Tissue fixation is the first of many critical steps in the successful preparation of histological sections and stained slides. Fixation terminates ongoing biological reactions (including decay) whilst maintaining excellent morphological tissue microstructure. One of the most widely used methods of tissue preservation within our laboratory is formaldehyde fixation. This fixative works by cross-linking amino acids and other functional groups within proteins throughout the sample.
Antigen retrieval (AR) is the process of breaking or reversing these chemical bonds to allow access to the desired protein target antigen of choice. It is an essential step in IHC protocol development as - without successful AR, reagents will not have adequate access to the antigen and resultant staining will be unsatisfactory. A wide variety of techniques and instruments have been developed in recent years to standardise AR and to help address the loss of antibody sensitivity as a result of formaldehyde fixation (leading to unsatisfactory staining). Two common examples of AR include enzymatic digestion and heat induced epitope retrieval (HIER). During IHC protocol development, the selection of AR method has largely remained an empirical process. The ultimate goal is to utilise a suitable AR method to allow clean, specific antigen staining without damaging the morphology of the tissue.
In this study, Vollert et al. examined the chemistry of formaldehyde fixation and AR by measuring formaldehyde adduct formation on two model peptides using MALDI-TOF mass spectrometry. Formaldehyde scavenging agents were later introduced as alternative AR reagents.
There are 3 types of formaldehyde chemical modification that occur during fixation. 1) Methylol groups, 2) Schiff bases and 3) Methylene bridges (Typically only seen during long-term over-fixation). Types 1 and 2 are the primary adducts associated with routine formaldehyde fixation.
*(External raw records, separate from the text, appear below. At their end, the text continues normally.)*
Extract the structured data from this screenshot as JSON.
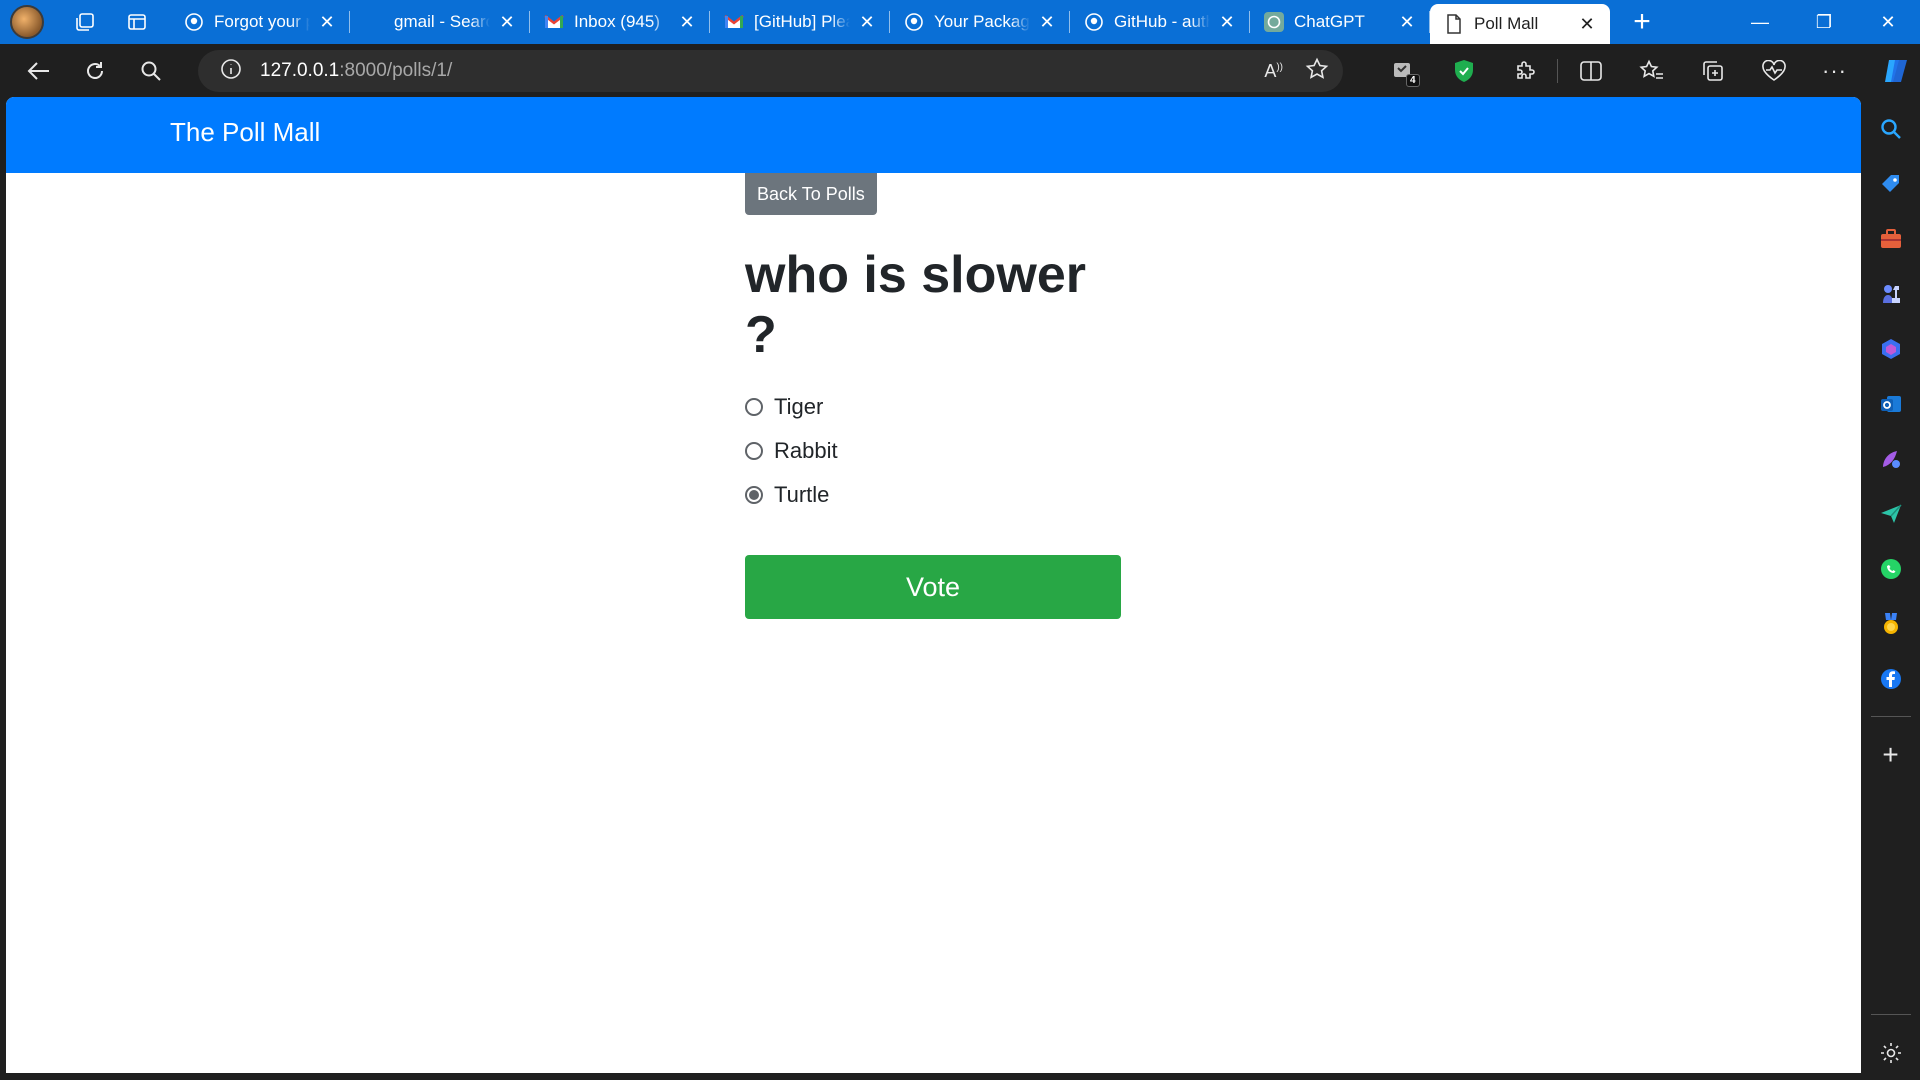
{
  "tabs": [
    {
      "title": "Forgot your password?",
      "favicon": "github-icon",
      "active": false
    },
    {
      "title": "gmail - Search",
      "favicon": "none",
      "active": false
    },
    {
      "title": "Inbox (945)",
      "favicon": "gmail-icon",
      "active": false
    },
    {
      "title": "[GitHub] Please verify",
      "favicon": "gmail-icon",
      "active": false
    },
    {
      "title": "Your Packages",
      "favicon": "github-icon",
      "active": false
    },
    {
      "title": "GitHub - auth",
      "favicon": "github-icon",
      "active": false
    },
    {
      "title": "ChatGPT",
      "favicon": "chatgpt-icon",
      "active": false
    },
    {
      "title": "Poll Mall",
      "favicon": "page-icon",
      "active": true
    }
  ],
  "address_bar": {
    "host": "127.0.0.1",
    "path": ":8000/polls/1/"
  },
  "extensions_badge": "4",
  "page": {
    "brand": "The Poll Mall",
    "back_button": "Back To Polls",
    "question": "who is slower ?",
    "choices": [
      {
        "label": "Tiger",
        "checked": false
      },
      {
        "label": "Rabbit",
        "checked": false
      },
      {
        "label": "Turtle",
        "checked": true
      }
    ],
    "vote_button": "Vote"
  },
  "colors": {
    "tabstrip": "#0a6fd6",
    "navbar": "#007bff",
    "back_button": "#6c757d",
    "vote_button": "#28a745"
  }
}
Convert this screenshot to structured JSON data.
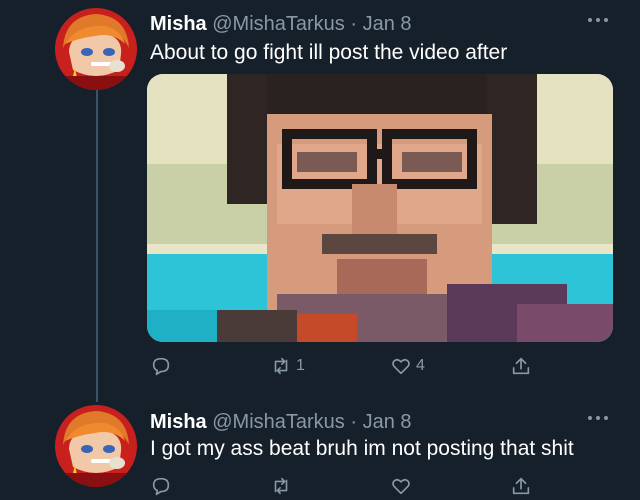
{
  "tweets": [
    {
      "display_name": "Misha",
      "handle": "@MishaTarkus",
      "separator": " · ",
      "date": "Jan 8",
      "text": "About to go fight ill post the video after",
      "has_media": true,
      "actions": {
        "reply_count": "",
        "retweet_count": "1",
        "like_count": "4"
      }
    },
    {
      "display_name": "Misha",
      "handle": "@MishaTarkus",
      "separator": " · ",
      "date": "Jan 8",
      "text": "I got my ass beat bruh im not posting that shit",
      "has_media": false,
      "actions": {
        "reply_count": "",
        "retweet_count": "",
        "like_count": ""
      }
    }
  ],
  "icons": {
    "more": "more-horizontal-icon",
    "reply": "reply-icon",
    "retweet": "retweet-icon",
    "like": "like-icon",
    "share": "share-icon"
  },
  "colors": {
    "background": "#15202b",
    "text_primary": "#ffffff",
    "text_secondary": "#8899a6",
    "thread_line": "#3d5466"
  }
}
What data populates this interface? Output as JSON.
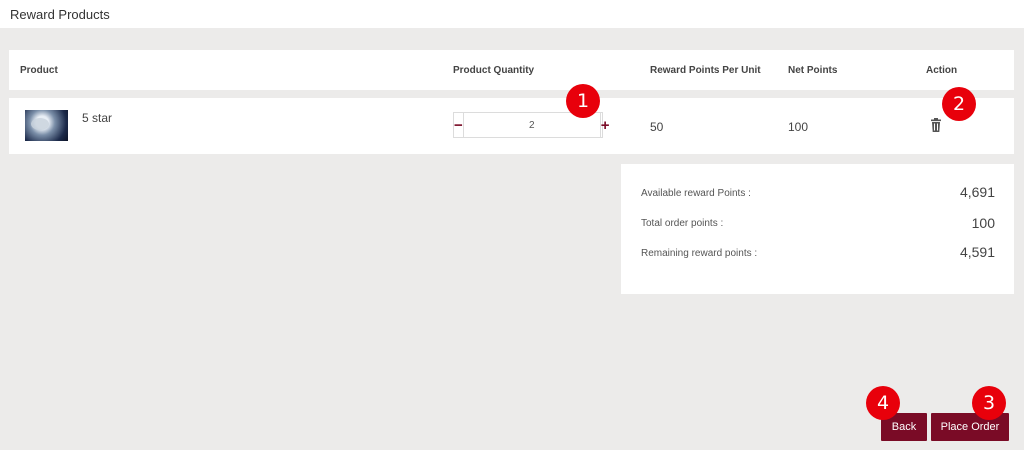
{
  "page": {
    "title": "Reward Products"
  },
  "table": {
    "headers": {
      "product": "Product",
      "quantity": "Product Quantity",
      "points_per_unit": "Reward Points Per Unit",
      "net_points": "Net Points",
      "action": "Action"
    },
    "rows": [
      {
        "product_name": "5 star",
        "quantity": "2",
        "points_per_unit": "50",
        "net_points": "100",
        "minus_symbol": "−",
        "plus_symbol": "+"
      }
    ]
  },
  "summary": {
    "available_label": "Available reward Points :",
    "available_value": "4,691",
    "total_label": "Total order points :",
    "total_value": "100",
    "remaining_label": "Remaining reward points :",
    "remaining_value": "4,591"
  },
  "buttons": {
    "back": "Back",
    "place_order": "Place Order"
  },
  "badges": [
    "1",
    "2",
    "3",
    "4"
  ],
  "colors": {
    "accent": "#7a0b26",
    "badge": "#e8000b",
    "background": "#ecebea"
  },
  "icons": {
    "product_image": "product-thumbnail",
    "delete": "trash-icon"
  }
}
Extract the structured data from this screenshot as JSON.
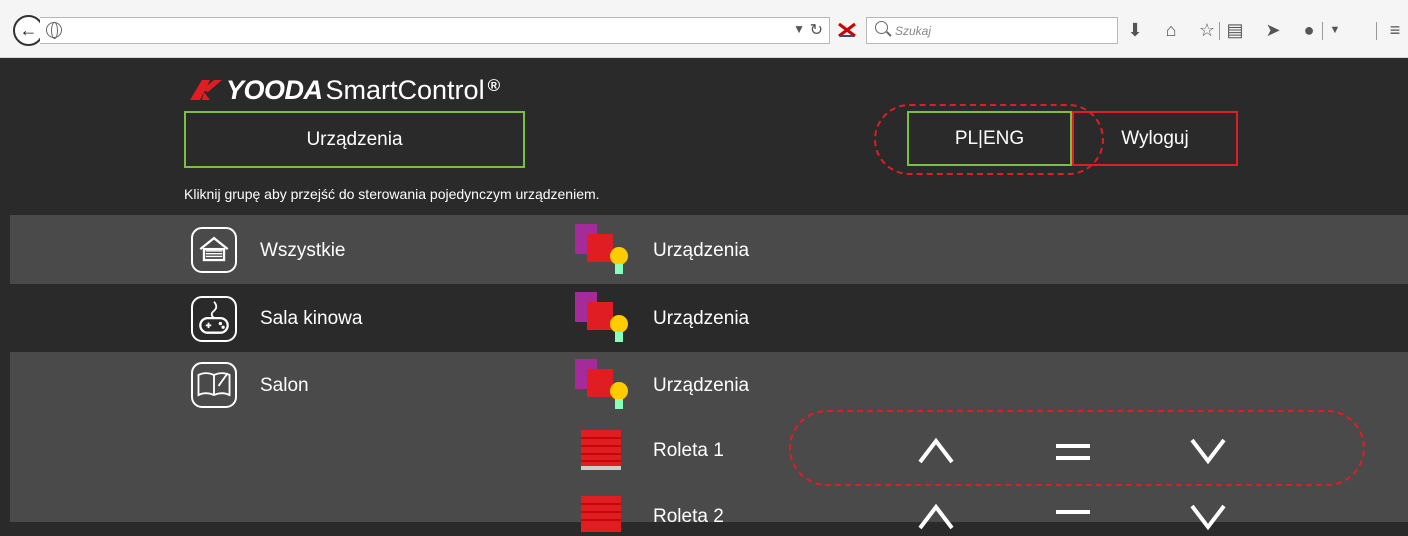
{
  "browser": {
    "search_placeholder": "Szukaj"
  },
  "header": {
    "logo_brand": "YOODA",
    "logo_product": "SmartControl",
    "logo_mark": "®",
    "devices_button": "Urządzenia",
    "lang_button": "PL|ENG",
    "logout_button": "Wyloguj",
    "hint": "Kliknij grupę aby przejść do sterowania pojedynczym urządzeniem."
  },
  "rooms": [
    {
      "name": "Wszystkie",
      "icon": "house-icon",
      "device_group": "Urządzenia"
    },
    {
      "name": "Sala kinowa",
      "icon": "gamepad-icon",
      "device_group": "Urządzenia"
    },
    {
      "name": "Salon",
      "icon": "book-icon",
      "device_group": "Urządzenia"
    }
  ],
  "devices": [
    {
      "name": "Roleta 1",
      "icon": "blind-icon"
    },
    {
      "name": "Roleta 2",
      "icon": "blind-icon"
    }
  ],
  "colors": {
    "accent_green": "#7ac142",
    "accent_red": "#e11d24",
    "bg_dark": "#2a2a2a",
    "bg_row": "#4a4a4a"
  }
}
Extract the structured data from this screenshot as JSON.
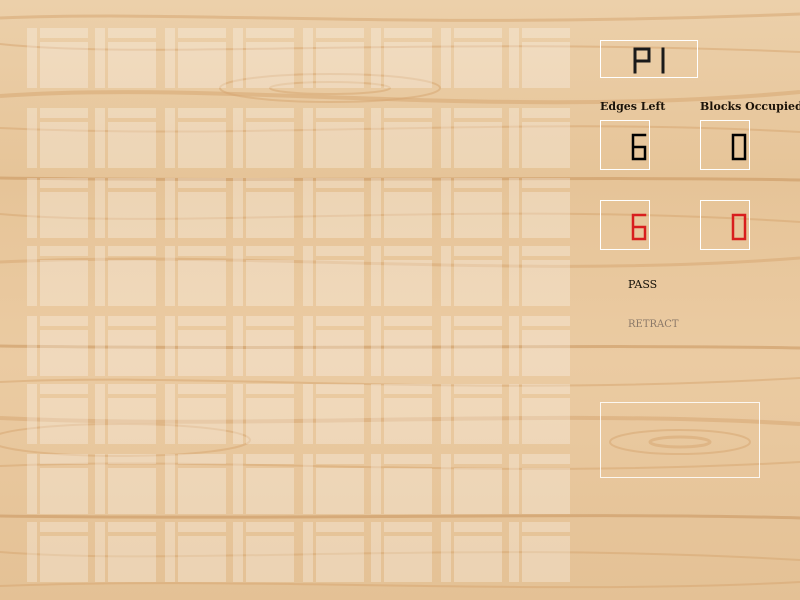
{
  "game": {
    "player_indicator": "P1",
    "labels": {
      "edges_left": "Edges Left",
      "blocks_occupied": "Blocks Occupied"
    },
    "player1": {
      "edges_left": "6",
      "blocks_occupied": "0",
      "digit_color": "#000000"
    },
    "player2": {
      "edges_left": "6",
      "blocks_occupied": "0",
      "digit_color": "#d81e1e"
    },
    "buttons": {
      "pass": "PASS",
      "retract": "RETRACT"
    },
    "board": {
      "rows": 8,
      "cols": 8
    }
  },
  "colors": {
    "wood_base": "#eac9a0",
    "wood_grain": "#d9ab76",
    "panel_border": "#ffffff"
  }
}
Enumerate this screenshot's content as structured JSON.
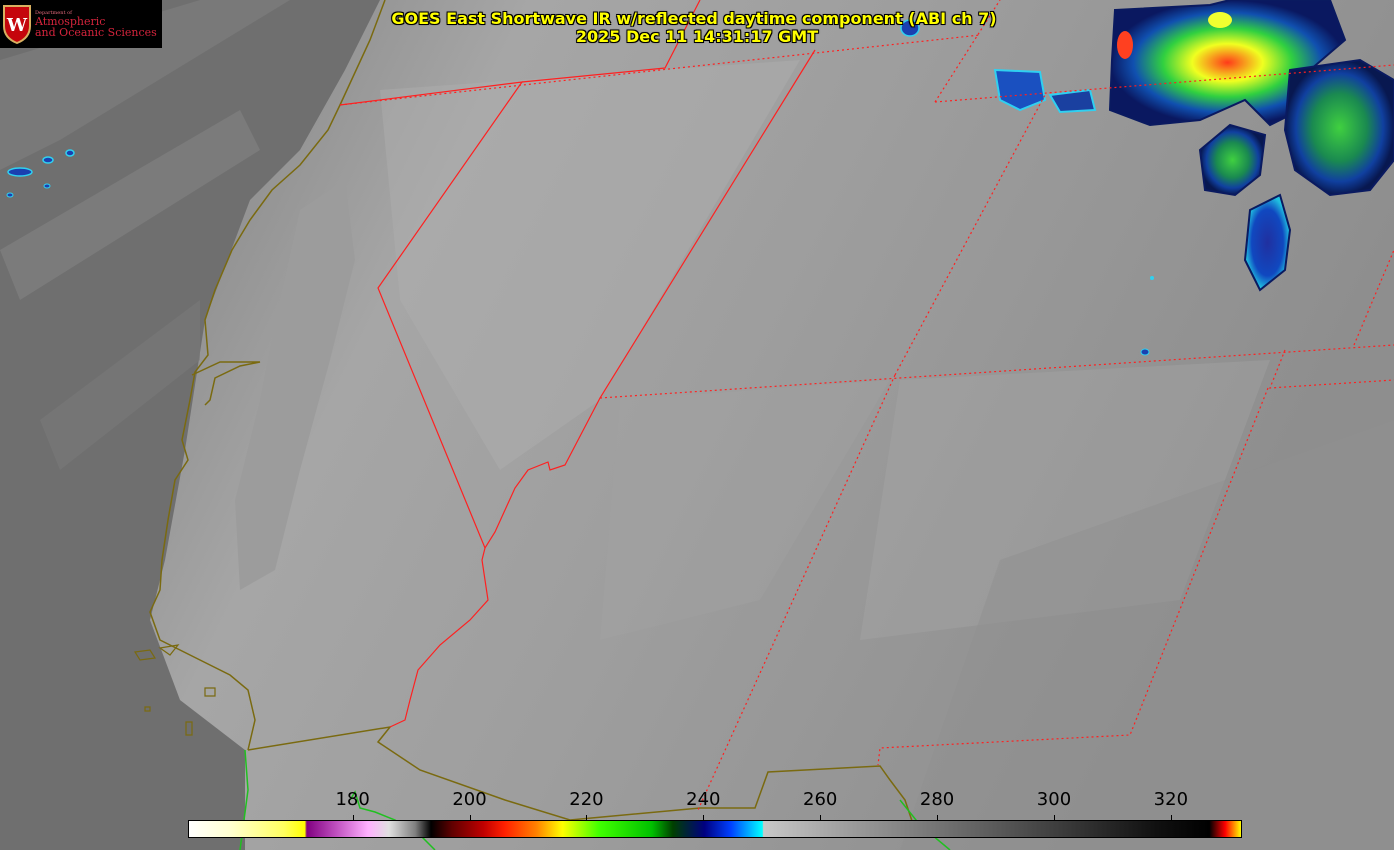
{
  "header": {
    "title": "GOES East Shortwave IR w/reflected daytime component (ABI ch 7)",
    "timestamp": "2025 Dec 11 14:31:17 GMT"
  },
  "logo": {
    "department_line": "Department of",
    "line1": "Atmospheric",
    "line2": "and Oceanic Sciences",
    "crest_letter": "W",
    "icon": "university-crest-icon"
  },
  "colorbar": {
    "ticks": [
      "180",
      "200",
      "220",
      "240",
      "260",
      "280",
      "300",
      "320"
    ],
    "range": [
      152,
      332
    ]
  },
  "colors": {
    "border_state": "#ff2020",
    "coastline": "#7a6a10",
    "coastline_green": "#20c020",
    "title_text": "#ffff00"
  }
}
These adducts are reversible and are therefore the main targets of AR.
Angiotensin I and adrenocorticotropic hormone (ACHT) were chosen as model peptides due to their multiple binding sites for formaldehyde and potential adduct formation. When treated solely with formaldehyde, complete conversion to mono and di-formyl adducts was seen – demonstrating desired fixation. Following post-fixation heating (as in standard HIER protocol), conversion of the di-formyl group back to the mono and (in low levels) conversion back to the original Angiotensin I peptide was seen. This suggests formaldehyde adduct formation is reversible with heat.
Significant regeneration of Angiotensin I was seen at pH 3 but not at pH 7 or pH 10. It was suggested that formaldehyde scavenging agents could aid AR by binding to liberated formaldehyde in solution. This scavenging may prevent protein-dissociated formaldehyde molecules from re-attaching to other open binding sites on tissues thus increasing the effectiveness of formaldehyde dissociation during the AR process.
These findings were translated to FFPE sections of mouse brain where the use of formaldehyde scavenging agents as AR regents were compared to traditional AR reagents (sodium citrate) in their effectiveness in providing formaldehyde sensitive Collagen IV basement membrane labelling.
At optimal pH 3, traditional sodium citrate AR was ineffective and resulted in poor staining. The formaldehyde scavenging agents performed well as novel AR reagents and allowed the effective retrieval of the antigen via the elimination of additional formaldehyde adducts once initially liberated. This resulted in the previously unachievable staining of Collagen IV in FFPE mouse brain and also allowed the robust detection of other vascular antigens that have previously been irretrievably masked by formaldehyde fixation.
This work provides a clear basis for the use of heat and pH in AR and introduces a new approach to identify new and effective AR reagents based on their ability to scavenge previously dissociated formaldehyde.
Vollert et al. 2015 Formaldehyde scavengers function as novel antigen retrieval agents. Scientific Reports volume 5, Article number: 17322
Nature: Scientific Reports https://www.nature.com/articles/srep17322